How healthy is green bean casserole? Should you eat it? Avoid? Modify your mom's recipe? We have the facts!
Green bean casserole is a staple at just about any holiday dinner. Creamy, crunchy and comforting, it's no wonder it's a Thanksgiving favorite. But just how healthy is green bean casserole? Should you eat it? Avoid it? Modify your mom's recipe? We have the facts!
The Good on Green Bean Casserole
First, there are, of course, green beans in green bean casserole. Some recipes also call for mushrooms. So hooray for eating your veggies! Second, even traditional Green Bean Casserole recipes aren't that high in calories. This Betty Crocker recipe serves eight, and has 120 calories per serving. So as long as you stick to a serving and manage the other items on your plate, you should be good.
The Bad on Green Bean Casserole
I know I said the veggies were good, but a can of green beans that have been cooked just don't have quite as much flavor and as many health benefits as if you used fresh green beans and mushrooms. For example, one cup of fresh, cooked green beans has 4 grams of fiber, while most single servings of green bean casserole has 1 gram or less.
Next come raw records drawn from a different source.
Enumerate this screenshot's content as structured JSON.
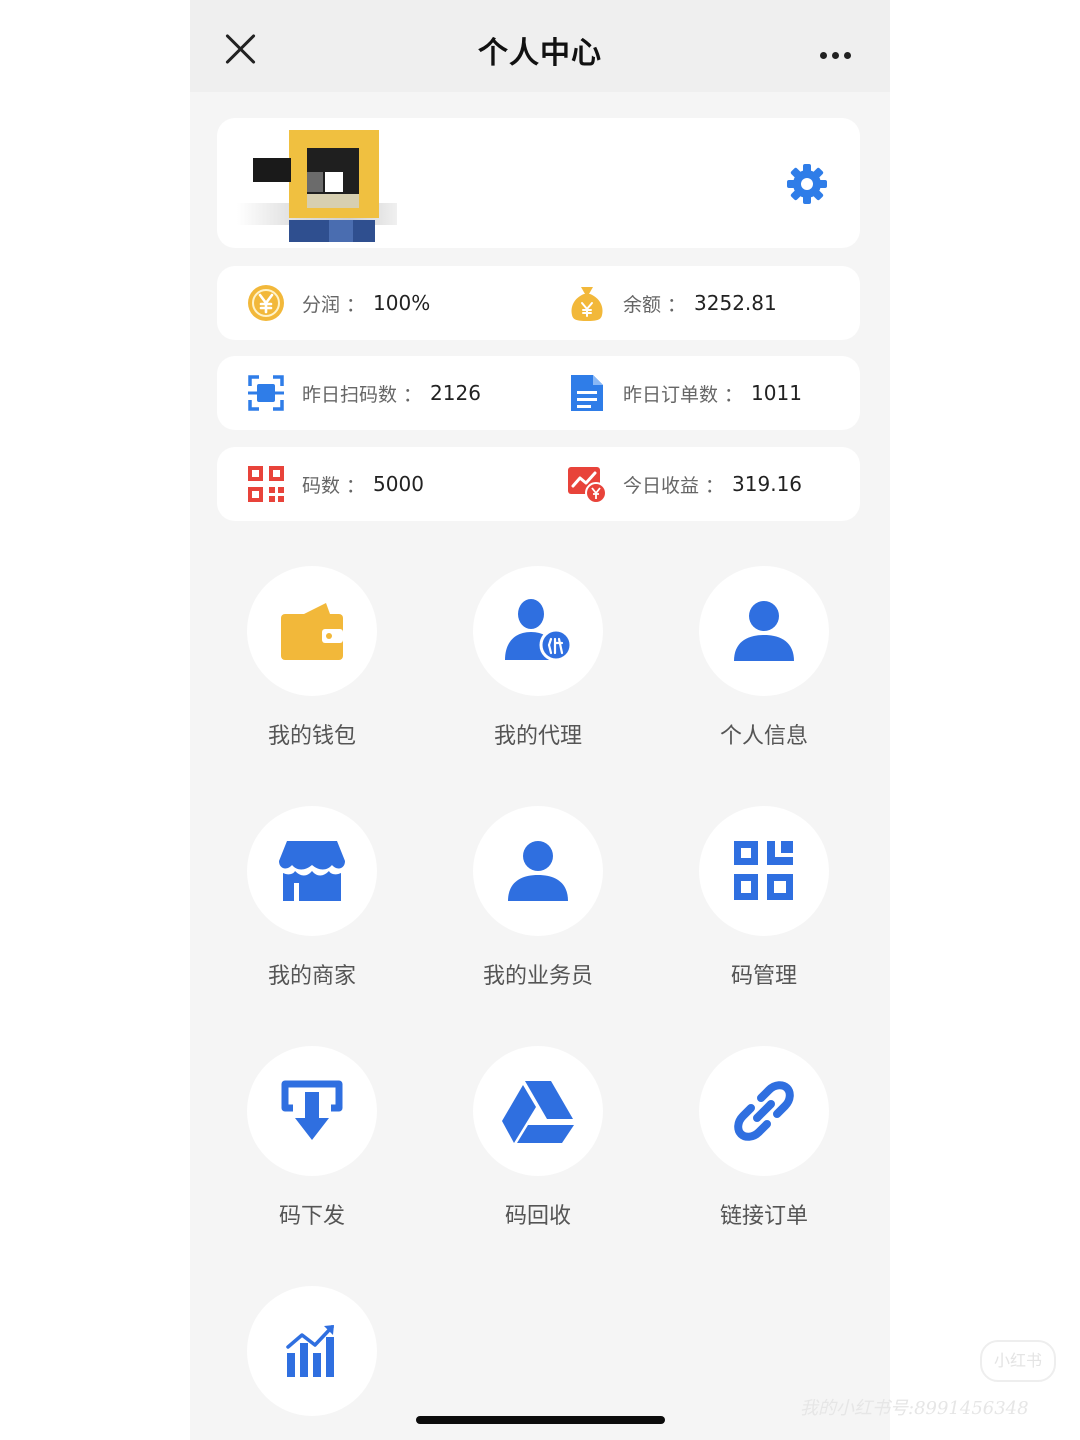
{
  "header": {
    "title": "个人中心"
  },
  "stats": [
    {
      "left": {
        "label": "分润",
        "sep": "：",
        "value": "100%"
      },
      "right": {
        "label": "余额",
        "sep": "：",
        "value": "3252.81"
      }
    },
    {
      "left": {
        "label": "昨日扫码数",
        "sep": "：",
        "value": "2126"
      },
      "right": {
        "label": "昨日订单数",
        "sep": "：",
        "value": "1011"
      }
    },
    {
      "left": {
        "label": "码数",
        "sep": "：",
        "value": "5000"
      },
      "right": {
        "label": "今日收益",
        "sep": "：",
        "value": "319.16"
      }
    }
  ],
  "menu": [
    {
      "label": "我的钱包",
      "icon": "wallet-icon"
    },
    {
      "label": "我的代理",
      "icon": "agent-icon"
    },
    {
      "label": "个人信息",
      "icon": "person-icon"
    },
    {
      "label": "我的商家",
      "icon": "store-icon"
    },
    {
      "label": "我的业务员",
      "icon": "person-icon"
    },
    {
      "label": "码管理",
      "icon": "qr-grid-icon"
    },
    {
      "label": "码下发",
      "icon": "download-icon"
    },
    {
      "label": "码回收",
      "icon": "drive-triangle-icon"
    },
    {
      "label": "链接订单",
      "icon": "link-icon"
    },
    {
      "label": "",
      "icon": "bar-chart-icon"
    }
  ],
  "colors": {
    "accent": "#2f6fe0",
    "gold": "#f2b83a",
    "red": "#e8433a",
    "page_bg": "#f5f5f5"
  },
  "watermark": {
    "logo": "小红书",
    "text": "我的小红书号:8991456348"
  }
}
The Ugly on Green Bean Casserole
Now for the ugly news on green bean casserole. Because most recipes use canned soup and fried onions, the majority of the recipe comes from overly processed foods that are high in sodium and fat. The traditional green bean casserole recipe has a total of 7 grams of fat, 2 of which are saturated and 1.5 of which is trans fat. Not good!
How to Make Green Bean Casserole Better
It's pretty easy to make a healthier green bean casserole! First, use fresh veggies that are not overcooked. Second, opt for organic or all-natural brands of soup and fried onions to keep some of the processed ingredients out. Third, swap out the whole milk or cream for skim milk. Or you can make Shape's healthy green bean casserole recipe!
Do you eat green bean casserole every Thanksgiving? How do you make it healthier?
Jennipher Walters is the CEO and co-founder of the healthy living websites FitBottomedGirls.com and FitBottomedMamas.com. A certified personal trainer, lifestyle and weight management coach and group exercise instructor, she also holds an MA in health journalism and regularly writes about all things fitness and wellness for various online publications.